The wind is howling and icy frost bites the cheeks. I’m taking in the shrouded view of the surrounding mountains capped with blinding white snow from the outdoor observation platform at Jungfraujoch, the highest railway station in Europe, 3,571m above sea level. Heavy mist and fog means I don’t get to see too much of the view, which extends to France, Germany, and Italy on a clear day. Nevertheless, it is thrilling to be so high up, hair whipping in my face, feeling like I am on the Wall of hit TV series Game of Thrones. Before I get a chance to make out strange shapes in the fog, it starts to get a bit too cold and I head back into the observation hall.
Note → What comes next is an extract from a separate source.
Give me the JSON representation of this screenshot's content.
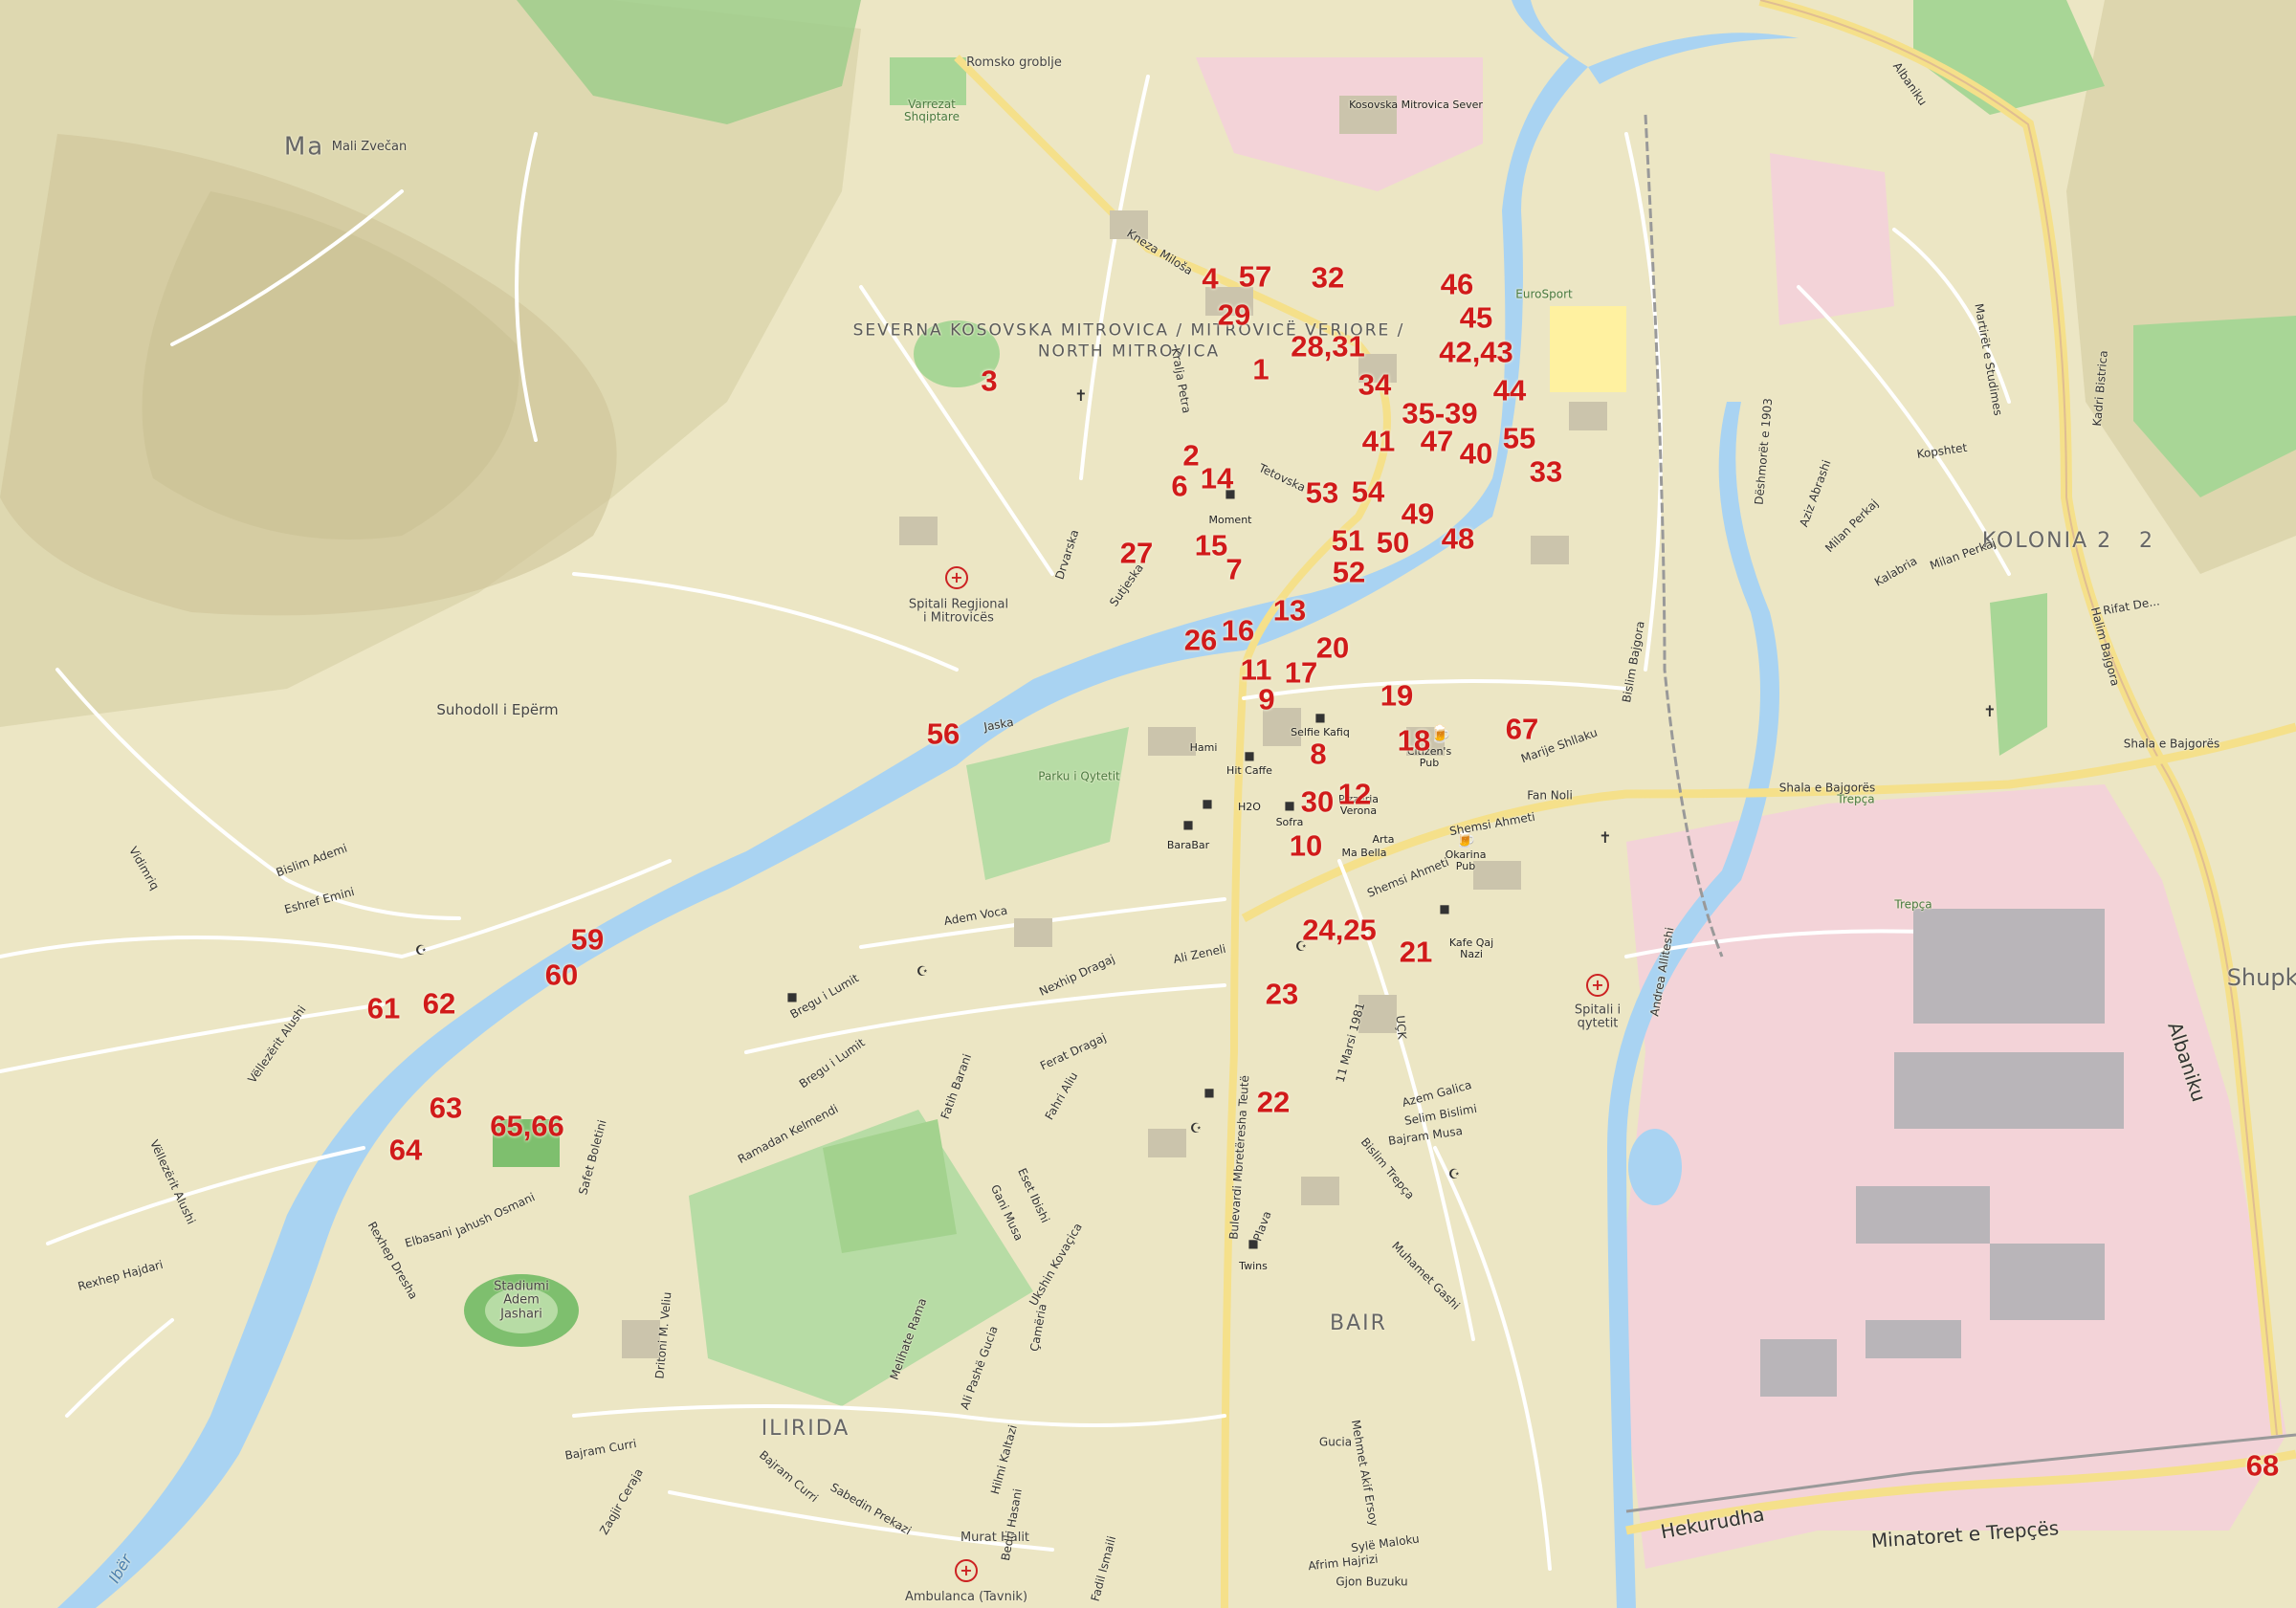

We are on the Top of Europe, as the railway station is also known, as part of our Tissot Baselworld experience. The Jungfrau Railway celebrated its centenary in 2012 and Tissot was selected to be its official watch partner, decking the trains that make the scenic journey all the way to the top with its fine watches, as well as installing two Tissot countdown clocks in the Jungfrau region, which counted down to August 1, 2012, marking the 100th anniversary of the Jungfrau Railway. Chosen for its timing and precision engineering – also key factors in building a railway – Tissot shares another similarity with the Jungfrau region; both the watch marque’s hometown of Le Locle and the Jungfrau region are part of Unesco’s World Heritage List.
François Thiébaud, CEO of Tissot, tells me that the brand continues to produce its quality timepieces in the same manufacture first established in 1853. Innovators by tradition, it has produced many firsts over the course of its existence, always anticipating the needs and desires of its customers.
To celebrate its 160th anniversary, Tissot set up a multimedia exhibition at Baselworld, showcasing the brand’s most historical moments. A three-dimensional revolving glass cube played a movie of Tissot’s firsts, such as the first anti-magnetic watch as well as the first watch made of stone.
Another key piece, dubbed the ultimate traveller’s timepiece is the Heritage Navigator Automatic 160th Anniversary watch, which replicates the one initially created for Tissot’s centenary in 1953. Then, it was the first watch with 24 time zones, and the new one comes with an automatic chronometer precision that is certified by COSC. Thiébaud has his eyes on the gold version: “Specifically watch number 6 in the numbered edition – that’s my lucky number.”
We discuss how Tissot has proven to be most innovative, in both design and technology. “All our firsts show we’re ahead of the competition yet we manage to offer watches at very competitive prices, and that’s where our strength lies. We go for volume.” He continues, “No one else in our price segment can offer the same technology, and
Heritage Navigator Automatic 160th Anniversary watch, Tissot
François Thiébaud, CEO of Tissot wearing the Tissot Luxury Automatic Chronometer watch